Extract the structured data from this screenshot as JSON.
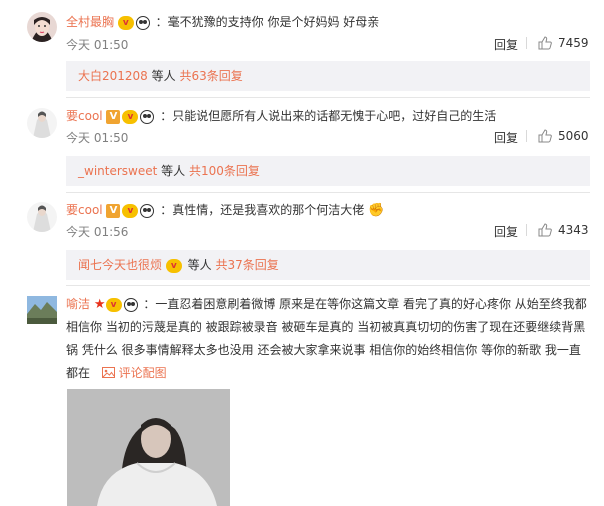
{
  "comments": [
    {
      "user": "全村最胸",
      "text": "：毫不犹豫的支持你 你是个好妈妈 好母亲",
      "time": "今天 01:50",
      "reply_label": "回复",
      "likes": "7459",
      "replies": {
        "user": "大白201208",
        "middle": " 等人 ",
        "count": "共63条回复"
      }
    },
    {
      "user": "要cool",
      "text": "：只能说但愿所有人说出来的话都无愧于心吧，过好自己的生活",
      "time": "今天 01:50",
      "reply_label": "回复",
      "likes": "5060",
      "replies": {
        "user": "_wintersweet",
        "middle": " 等人 ",
        "count": "共100条回复"
      }
    },
    {
      "user": "要cool",
      "text": "：真性情，还是我喜欢的那个何洁大佬",
      "time": "今天 01:56",
      "reply_label": "回复",
      "likes": "4343",
      "replies": {
        "user": "闻七今天也很烦",
        "middle": " 等人 ",
        "count": "共37条回复"
      }
    },
    {
      "user": "喻洁",
      "text_lines": [
        "：一直忍着困意刷着微博 原来是在等你这篇文章 看完了真的好心疼你 从始至终我都",
        "相信你 当初的污蔑是真的 被跟踪被录音 被砸车是真的 当初被真真切切的伤害了现在还要继续背黑",
        "锅 凭什么 很多事情解释太多也没用 还会被大家拿来说事 相信你的始终相信你 等你的新歌 我一直",
        "都在"
      ],
      "pic_link": "评论配图"
    }
  ],
  "colors": {
    "link": "#eb7350",
    "reply_bg": "#f2f2f5"
  }
}
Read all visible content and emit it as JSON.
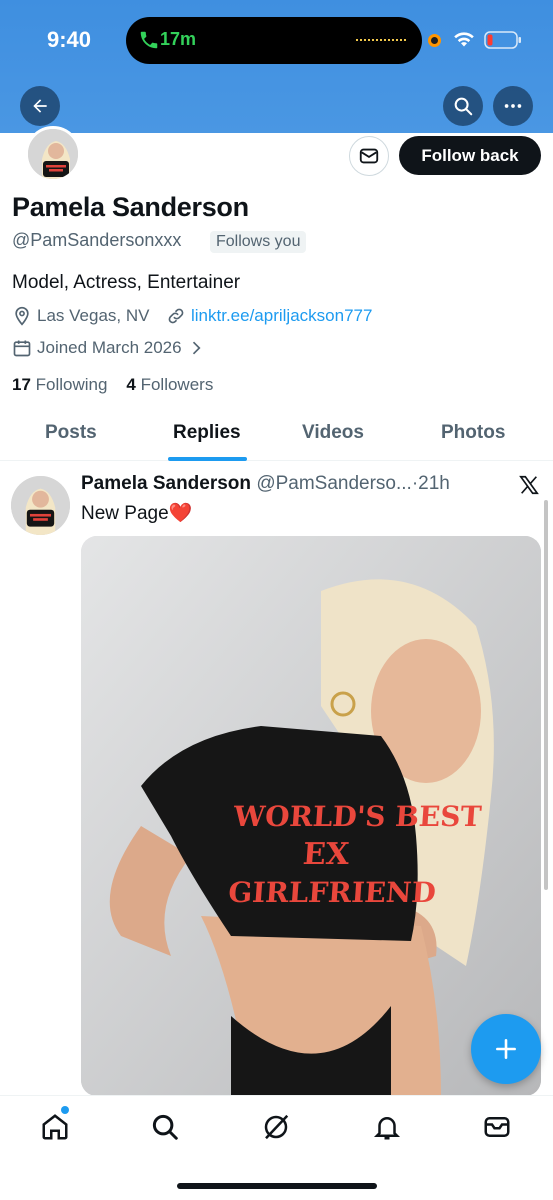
{
  "status_bar": {
    "time": "9:40",
    "call_duration": "17m"
  },
  "header": {
    "back_label": "Back",
    "search_label": "Search",
    "more_label": "More"
  },
  "profile": {
    "name": "Pamela Sanderson",
    "handle": "@PamSandersonxxx",
    "follows_you": "Follows you",
    "bio": "Model, Actress, Entertainer",
    "location": "Las Vegas, NV",
    "link": "linktr.ee/apriljackson777",
    "joined": "Joined March 2026",
    "following_count": "17",
    "following_label": "Following",
    "followers_count": "4",
    "followers_label": "Followers",
    "follow_back_label": "Follow back"
  },
  "tabs": [
    {
      "label": "Posts"
    },
    {
      "label": "Replies"
    },
    {
      "label": "Videos"
    },
    {
      "label": "Photos"
    }
  ],
  "active_tab": "Replies",
  "post": {
    "author": "Pamela Sanderson",
    "handle": "@PamSanderso...",
    "time": "21h",
    "text": "New Page",
    "emoji": "❤️",
    "image_shirt_text": [
      "WORLD'S BEST",
      "EX",
      "GIRLFRIEND"
    ]
  },
  "bottom_nav": [
    "home-icon",
    "search-icon",
    "grok-icon",
    "notifications-icon",
    "messages-icon"
  ],
  "colors": {
    "accent": "#1d9bf0",
    "banner": "#4a97e3",
    "text": "#0f1419",
    "muted": "#536471"
  }
}
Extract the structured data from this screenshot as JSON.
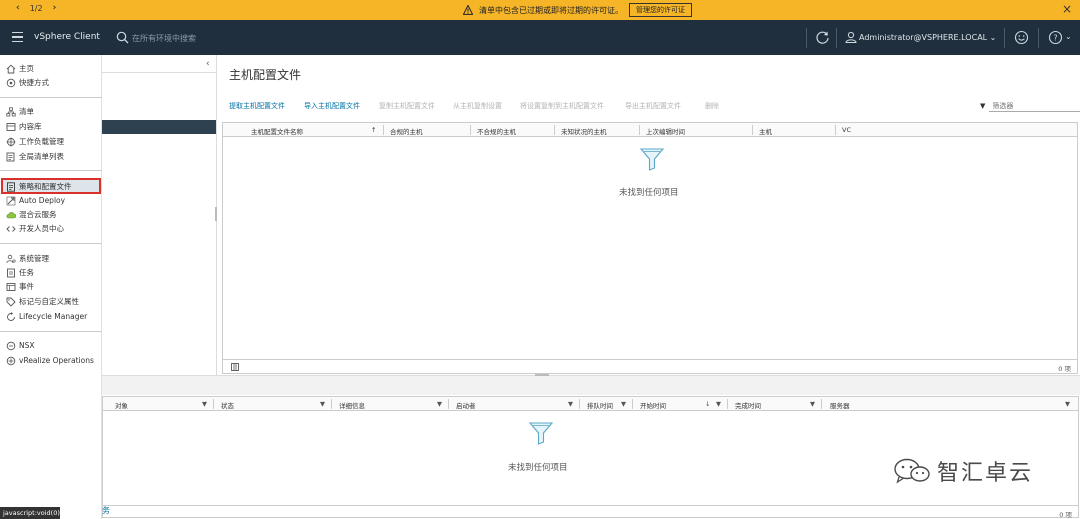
{
  "alert": {
    "pager": "1/2",
    "message": "清单中包含已过期或即将过期的许可证。",
    "button_label": "管理您的许可证"
  },
  "header": {
    "app_title": "vSphere Client",
    "search_placeholder": "在所有环境中搜索",
    "user": "Administrator@VSPHERE.LOCAL"
  },
  "sidebar": {
    "items": [
      {
        "label": "主页",
        "icon": "home-icon"
      },
      {
        "label": "快捷方式",
        "icon": "shortcuts-icon"
      },
      {
        "label": "清单",
        "icon": "inventory-icon"
      },
      {
        "label": "内容库",
        "icon": "library-icon"
      },
      {
        "label": "工作负载管理",
        "icon": "workload-icon"
      },
      {
        "label": "全局清单列表",
        "icon": "global-list-icon"
      },
      {
        "label": "策略和配置文件",
        "icon": "policies-icon"
      },
      {
        "label": "Auto Deploy",
        "icon": "auto-deploy-icon"
      },
      {
        "label": "混合云服务",
        "icon": "hybrid-cloud-icon"
      },
      {
        "label": "开发人员中心",
        "icon": "code-icon"
      },
      {
        "label": "系统管理",
        "icon": "admin-icon"
      },
      {
        "label": "任务",
        "icon": "tasks-icon"
      },
      {
        "label": "事件",
        "icon": "events-icon"
      },
      {
        "label": "标记与自定义属性",
        "icon": "tag-icon"
      },
      {
        "label": "Lifecycle Manager",
        "icon": "lifecycle-icon"
      },
      {
        "label": "NSX",
        "icon": "nsx-icon"
      },
      {
        "label": "vRealize Operations",
        "icon": "vrops-icon"
      }
    ]
  },
  "main": {
    "title": "主机配置文件",
    "toolbar": [
      {
        "label": "提取主机配置文件",
        "enabled": true
      },
      {
        "label": "导入主机配置文件",
        "enabled": true
      },
      {
        "label": "复制主机配置文件",
        "enabled": false
      },
      {
        "label": "从主机复制设置",
        "enabled": false
      },
      {
        "label": "将设置复制到主机配置文件",
        "enabled": false
      },
      {
        "label": "导出主机配置文件",
        "enabled": false
      },
      {
        "label": "删除",
        "enabled": false
      }
    ],
    "filter_placeholder": "筛选器",
    "columns": [
      "主机配置文件名称",
      "合规的主机",
      "不合规的主机",
      "未知状况的主机",
      "上次编辑时间",
      "主机",
      "VC"
    ],
    "empty_text": "未找到任何项目",
    "count": "0 项"
  },
  "tasks": {
    "columns": [
      "对象",
      "状态",
      "详细信息",
      "启动者",
      "排队时间",
      "开始时间",
      "完成时间",
      "服务器"
    ],
    "empty_text": "未找到任何项目",
    "count": "0 项",
    "tab_label": "务"
  },
  "status_bar": "javascript:void(0)",
  "watermark": "智汇卓云",
  "colors": {
    "alert_bg": "#f6b527",
    "header_bg": "#1f2f3d",
    "link": "#0072a3",
    "active_border": "#d9302c"
  }
}
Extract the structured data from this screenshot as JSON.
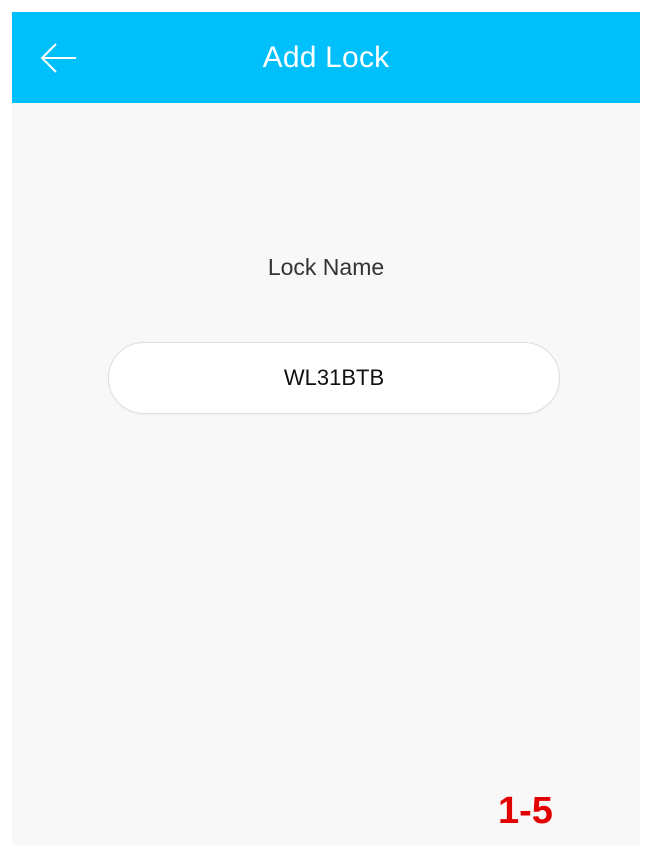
{
  "header": {
    "title": "Add Lock",
    "back_icon": "arrow-left-icon",
    "background_color": "#00c0fb"
  },
  "form": {
    "label": "Lock Name",
    "lock_name_value": "WL31BTB"
  },
  "annotation": {
    "step": "1-5",
    "color": "#e30000"
  }
}
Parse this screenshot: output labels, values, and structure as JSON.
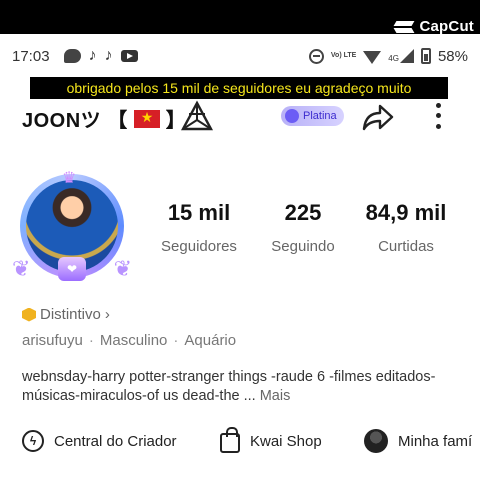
{
  "overlay": {
    "watermark": "CapCut"
  },
  "status_bar": {
    "time": "17:03",
    "notification_icons": [
      "chat-icon",
      "tiktok-icon",
      "tiktok-icon",
      "youtube-icon"
    ],
    "network_label": "Vo) LTE",
    "network_gen": "4G",
    "battery": "58%"
  },
  "caption": "obrigado pelos 15 mil de seguidores eu agradeço muito",
  "profile": {
    "username": "JOONツ",
    "flag_bracket_left": "【",
    "flag_bracket_right": "】",
    "badge_label": "Platina",
    "stats": [
      {
        "value": "15 mil",
        "label": "Seguidores"
      },
      {
        "value": "225",
        "label": "Seguindo"
      },
      {
        "value": "84,9 mil",
        "label": "Curtidas"
      }
    ],
    "distintivo": "Distintivo",
    "info": [
      "arisufuyu",
      "Masculino",
      "Aquário"
    ],
    "bio": "webnsday-harry potter-stranger things -raude 6 -filmes editados-músicas-miraculos-of us dead-the ...",
    "bio_more": "Mais"
  },
  "bottom_links": [
    {
      "label": "Central do Criador",
      "icon": "bolt-icon"
    },
    {
      "label": "Kwai Shop",
      "icon": "bag-icon"
    },
    {
      "label": "Minha famí",
      "icon": "avatar"
    }
  ],
  "colors": {
    "caption_text": "#f5e61c",
    "platina_bg": "#c9c2fb",
    "platina_text": "#3d2ccf"
  }
}
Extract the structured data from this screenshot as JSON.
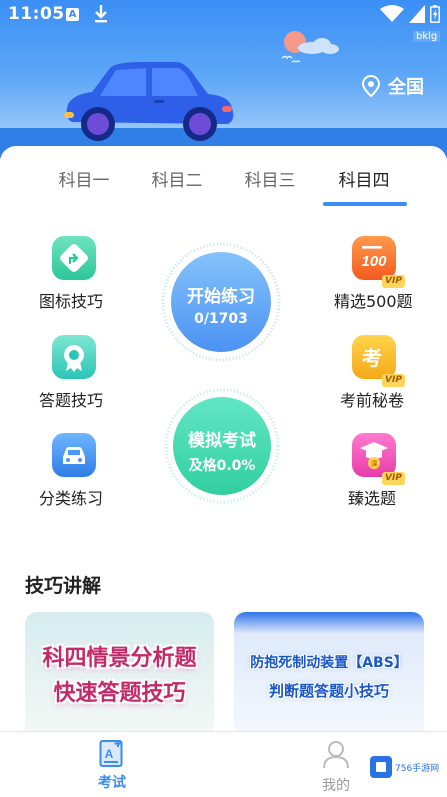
{
  "status_bar": {
    "time": "11:05",
    "a_label": "A",
    "badge": "bklg"
  },
  "header": {
    "location": "全国"
  },
  "tabs": [
    {
      "label": "科目一",
      "active": false
    },
    {
      "label": "科目二",
      "active": false
    },
    {
      "label": "科目三",
      "active": false
    },
    {
      "label": "科目四",
      "active": true
    }
  ],
  "left_items": [
    {
      "label": "图标技巧",
      "icon": "direction-sign-icon"
    },
    {
      "label": "答题技巧",
      "icon": "badge-icon"
    },
    {
      "label": "分类练习",
      "icon": "car-icon"
    }
  ],
  "right_items": [
    {
      "label": "精选500题",
      "icon": "score-100-icon",
      "icon_text": "100",
      "vip": "VIP"
    },
    {
      "label": "考前秘卷",
      "icon": "exam-icon",
      "icon_text": "考",
      "vip": "VIP"
    },
    {
      "label": "臻选题",
      "icon": "graduation-cap-icon",
      "icon_text": "课",
      "vip": "VIP"
    }
  ],
  "practice": {
    "title": "开始练习",
    "progress": "0/1703"
  },
  "mock_exam": {
    "title": "模拟考试",
    "pass_rate": "及格0.0%"
  },
  "skills": {
    "title": "技巧讲解",
    "banners": [
      {
        "line1": "科四情景分析题",
        "line2": "快速答题技巧"
      },
      {
        "line1": "防抱死制动装置【ABS】",
        "line2": "判断题答题小技巧"
      }
    ]
  },
  "bottom_nav": [
    {
      "label": "考试",
      "active": true,
      "color": "#3b8ef0"
    },
    {
      "label": "我的",
      "active": false,
      "color": "#888888"
    }
  ],
  "watermark": "756手游网",
  "colors": {
    "primary": "#3b8ef0",
    "practice": "#5fa5f6",
    "mock": "#48dcb5"
  }
}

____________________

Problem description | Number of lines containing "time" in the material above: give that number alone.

Answer | 7